■ **Activity**: I'd like the entries reproduced exactly, with all pictures omitted.

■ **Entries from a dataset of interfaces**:
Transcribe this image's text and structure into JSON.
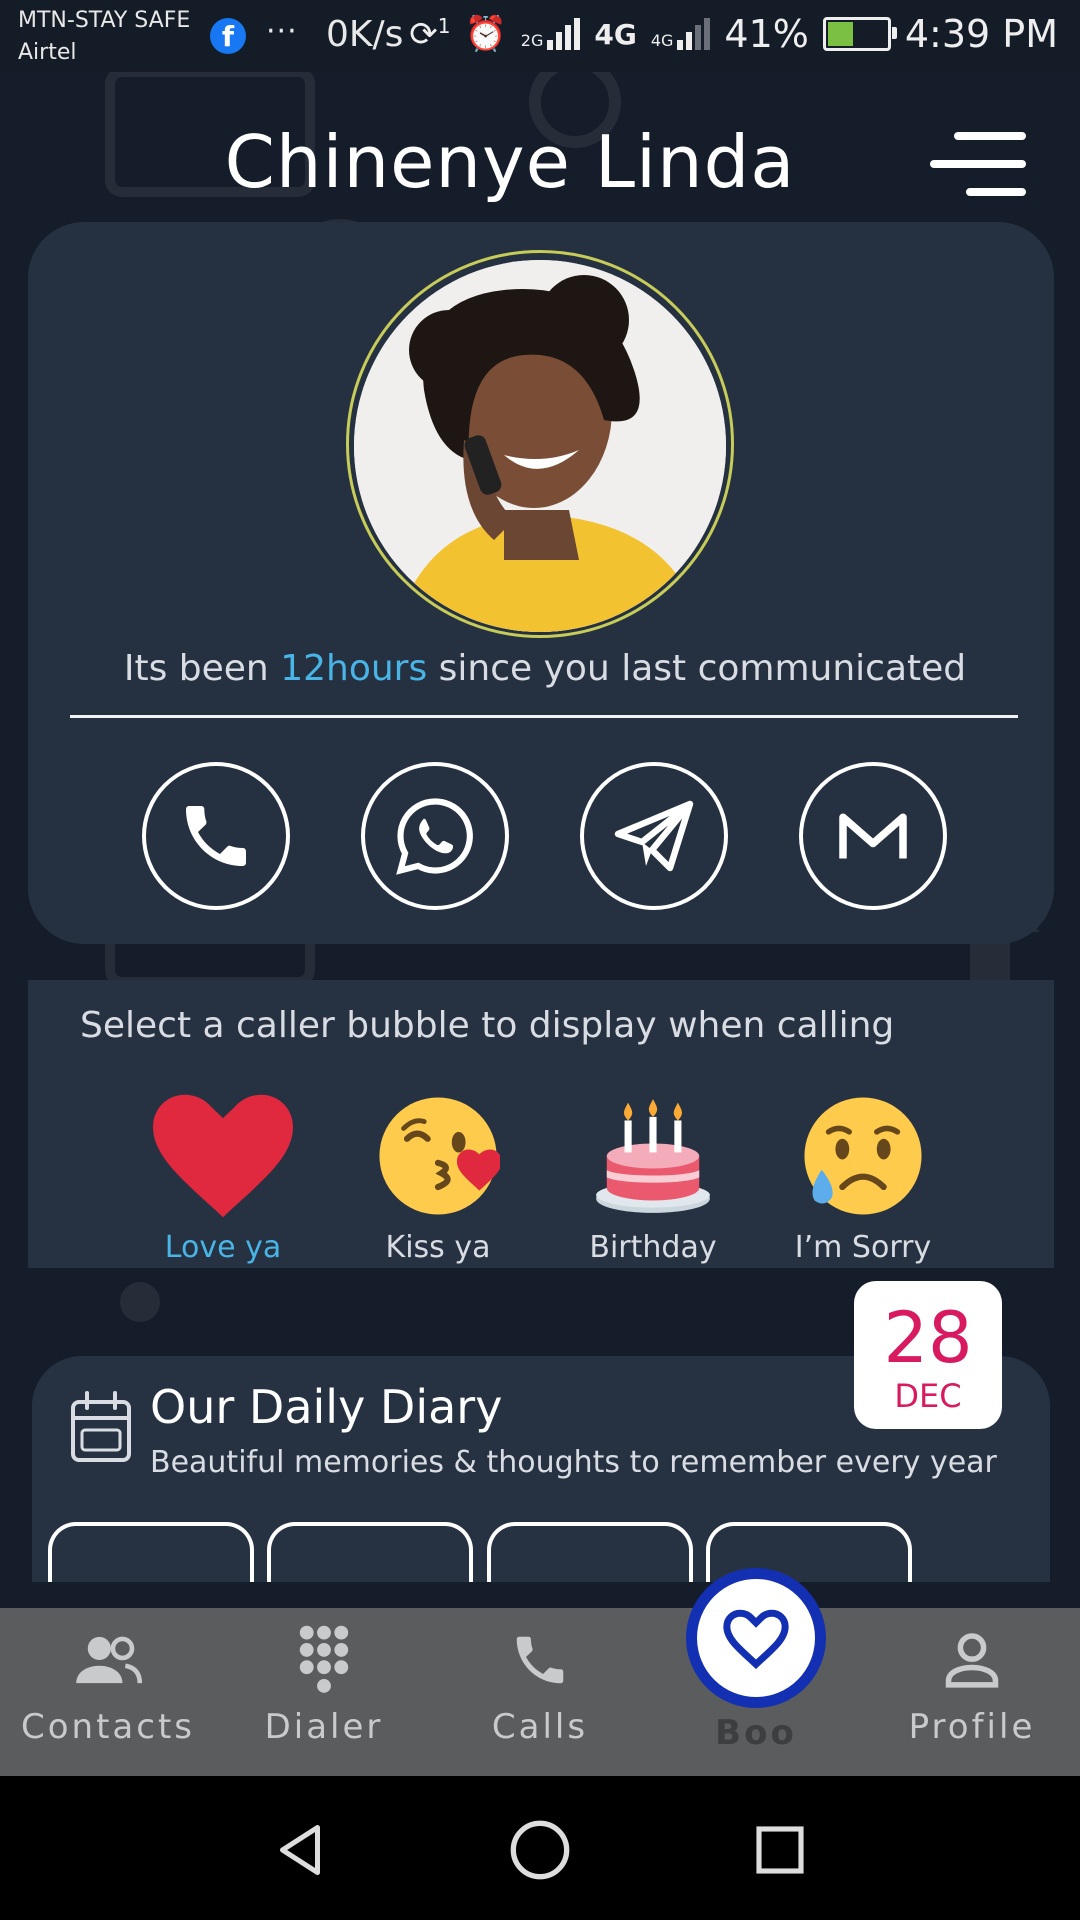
{
  "status_bar": {
    "carrier_1": "MTN-STAY SAFE",
    "carrier_2": "Airtel",
    "notification_dots": "···",
    "net_speed": "0K/s",
    "sim_badge": "1",
    "network_2g": "2G",
    "network_4g": "4G",
    "network_4g_small": "4G",
    "battery": "41%",
    "time": "4:39 PM"
  },
  "header": {
    "title": "Chinenye Linda"
  },
  "profile": {
    "comm_prefix": "Its been ",
    "comm_highlight": "12hours",
    "comm_suffix": " since you last communicated",
    "contact_buttons": [
      "phone-icon",
      "whatsapp-icon",
      "telegram-icon",
      "gmail-icon"
    ]
  },
  "bubbles": {
    "title": "Select a caller bubble to display when calling",
    "items": [
      {
        "label": "Love ya",
        "icon": "heart-icon",
        "selected": true
      },
      {
        "label": "Kiss ya",
        "icon": "kiss-emoji-icon",
        "selected": false
      },
      {
        "label": "Birthday",
        "icon": "cake-icon",
        "selected": false
      },
      {
        "label": "I’m Sorry",
        "icon": "sad-emoji-icon",
        "selected": false
      }
    ]
  },
  "diary": {
    "title": "Our Daily Diary",
    "subtitle": "Beautiful memories & thoughts to remember every year",
    "date_day": "28",
    "date_month": "DEC"
  },
  "bottom_nav": {
    "items": [
      {
        "label": "Contacts",
        "icon": "contacts-icon"
      },
      {
        "label": "Dialer",
        "icon": "dialpad-icon"
      },
      {
        "label": "Calls",
        "icon": "phone-icon"
      },
      {
        "label": "Boo",
        "icon": "heart-icon",
        "active": true
      },
      {
        "label": "Profile",
        "icon": "person-icon"
      }
    ]
  },
  "colors": {
    "background": "#151d2a",
    "card": "#253141",
    "accent": "#49b4e6",
    "boo_ring": "#1330b2",
    "date_text": "#d81b60"
  }
}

■ **Final answer**:
Transcribe this image's text and structure into JSON.
{
  "status_bar": {
    "carrier_1": "MTN-STAY SAFE",
    "carrier_2": "Airtel",
    "notification_dots": "···",
    "net_speed": "0K/s",
    "sim_badge": "1",
    "network_2g": "2G",
    "network_4g": "4G",
    "network_4g_small": "4G",
    "battery": "41%",
    "time": "4:39 PM"
  },
  "header": {
    "title": "Chinenye Linda"
  },
  "profile": {
    "comm_prefix": "Its been ",
    "comm_highlight": "12hours",
    "comm_suffix": " since you last communicated",
    "contact_buttons": [
      "phone-icon",
      "whatsapp-icon",
      "telegram-icon",
      "gmail-icon"
    ]
  },
  "bubbles": {
    "title": "Select a caller bubble to display when calling",
    "items": [
      {
        "label": "Love ya",
        "icon": "heart-icon",
        "selected": true
      },
      {
        "label": "Kiss ya",
        "icon": "kiss-emoji-icon",
        "selected": false
      },
      {
        "label": "Birthday",
        "icon": "cake-icon",
        "selected": false
      },
      {
        "label": "I’m Sorry",
        "icon": "sad-emoji-icon",
        "selected": false
      }
    ]
  },
  "diary": {
    "title": "Our Daily Diary",
    "subtitle": "Beautiful memories & thoughts to remember every year",
    "date_day": "28",
    "date_month": "DEC"
  },
  "bottom_nav": {
    "items": [
      {
        "label": "Contacts",
        "icon": "contacts-icon"
      },
      {
        "label": "Dialer",
        "icon": "dialpad-icon"
      },
      {
        "label": "Calls",
        "icon": "phone-icon"
      },
      {
        "label": "Boo",
        "icon": "heart-icon",
        "active": true
      },
      {
        "label": "Profile",
        "icon": "person-icon"
      }
    ]
  },
  "colors": {
    "background": "#151d2a",
    "card": "#253141",
    "accent": "#49b4e6",
    "boo_ring": "#1330b2",
    "date_text": "#d81b60"
  }
}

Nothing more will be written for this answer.